As such, the problem with fixing the broken system is that once it’s fixed to report potential mental health problems, the idea of what a mental health problem is has become warped beyond rationality, thereby making the “fixed” system still broken! In order for the system to be effective, DSM-5 needs to be stopped in its tracks, or alternatively, given little to no credence. Only then can we properly address the issue of how to report and address mental illnesses especially in relation to firearms.
Onto the schools.
Certain areas of the public are considered “soft” targets. Shopping malls and theaters, as we’ve seen in both Aurora and San Antonio, are such prime targets. Schools, as we’ve seen in Columbine, Santee, Austin, and Sandy Hook, are also such prime targets. These are areas that are considered gun-free zones, where firearms, even for self-defense or concealed-carry, are prohibited. They are also known as “killing fields” because they draw murderers like sugar does flies. In every one of the examples cited above except Austin, the locations were gun-free zones.
Churches can be soft targets as well, but as New Life 2007 showed, that’s less of a case anymore.
The bottom line on soft targets is very simple: a business, school, or other organization that is going to insist on being “gun-free” is putting its patrons at risk, and as such they have a responsibility to provide for their protection. Multiple layers of security is the best approach, where there are armed security, random and undisclosed armed staff, both open-carry and concealed-carry, rapid-response alarms, cameras, and sign posting that there is armed and active security (even if there isn’t any; the bluff alone can work as a deterrent). This is not an unreasonable requirement. What also needs to come with it is an overall understanding and acceptance by administrators/corporate executives that employees should not be penalized for being armed or for defending people in their premises and in fact should be encouraged and rewarded for doing so, because a safe customer base is one that generates more business. If these places are going to require that people abdicate their responsibility to defend themselves, then they also need to accept that responsibility in place of the people and provide that defense. Simply making a place gun-free without the protection is unacceptable.
So the solutions are these:
· Expand the education about and safe operation and storage of firearms.
· Do not ban types of firearms or magazines, as those have been tried in the past and failed.
· Improve the mental health system *after* getting a rational control on defining what a mental illness is.
· Minimize soft target killing zones by improving their armed security in multiple layers and/or by allowing patrons to be armed, and by letting potential killers know that their target is not gun-free.
The solution to a problem with a tool is never to ban the tool, but instead to help people not misuse it. There is undoubtedly a group of people, and there always will be, who have an irrational fear of firearms and will not be placated until they are all banned. These Prohibitionists are simply on the radical extreme fringe, have a severe fear that is bordering on mental illness at worst and a phobia at best, and should be discounted, because their position simply lacks common sense.
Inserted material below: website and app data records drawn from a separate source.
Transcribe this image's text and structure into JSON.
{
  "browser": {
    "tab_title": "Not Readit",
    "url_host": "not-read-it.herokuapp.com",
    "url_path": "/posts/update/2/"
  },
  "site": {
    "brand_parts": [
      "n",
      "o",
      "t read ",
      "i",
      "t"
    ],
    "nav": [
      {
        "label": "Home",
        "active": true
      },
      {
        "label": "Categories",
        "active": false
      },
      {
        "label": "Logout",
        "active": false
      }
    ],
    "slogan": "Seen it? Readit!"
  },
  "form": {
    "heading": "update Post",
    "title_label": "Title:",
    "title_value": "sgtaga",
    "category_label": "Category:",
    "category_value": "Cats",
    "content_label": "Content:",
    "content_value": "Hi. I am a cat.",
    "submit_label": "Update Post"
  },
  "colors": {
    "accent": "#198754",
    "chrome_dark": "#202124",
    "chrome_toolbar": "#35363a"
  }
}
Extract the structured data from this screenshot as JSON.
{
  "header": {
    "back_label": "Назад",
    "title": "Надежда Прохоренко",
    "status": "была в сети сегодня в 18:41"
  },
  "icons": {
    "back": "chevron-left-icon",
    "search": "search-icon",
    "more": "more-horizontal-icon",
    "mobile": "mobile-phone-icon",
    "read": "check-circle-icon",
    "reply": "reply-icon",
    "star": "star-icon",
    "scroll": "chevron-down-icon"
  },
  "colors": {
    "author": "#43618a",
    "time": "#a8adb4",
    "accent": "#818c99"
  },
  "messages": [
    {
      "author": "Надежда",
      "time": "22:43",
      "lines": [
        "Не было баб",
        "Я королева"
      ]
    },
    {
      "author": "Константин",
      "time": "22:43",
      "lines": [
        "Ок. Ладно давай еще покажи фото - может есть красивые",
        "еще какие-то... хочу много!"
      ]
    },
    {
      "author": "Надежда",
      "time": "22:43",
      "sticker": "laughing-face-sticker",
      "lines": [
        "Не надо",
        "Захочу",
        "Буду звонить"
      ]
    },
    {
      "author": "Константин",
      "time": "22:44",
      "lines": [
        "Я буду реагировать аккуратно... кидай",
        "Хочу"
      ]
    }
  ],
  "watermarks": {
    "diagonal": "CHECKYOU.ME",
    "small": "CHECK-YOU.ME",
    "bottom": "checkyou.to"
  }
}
Arm and educate, not disarm.
You can contact Mr. Seebeck at email@example.com.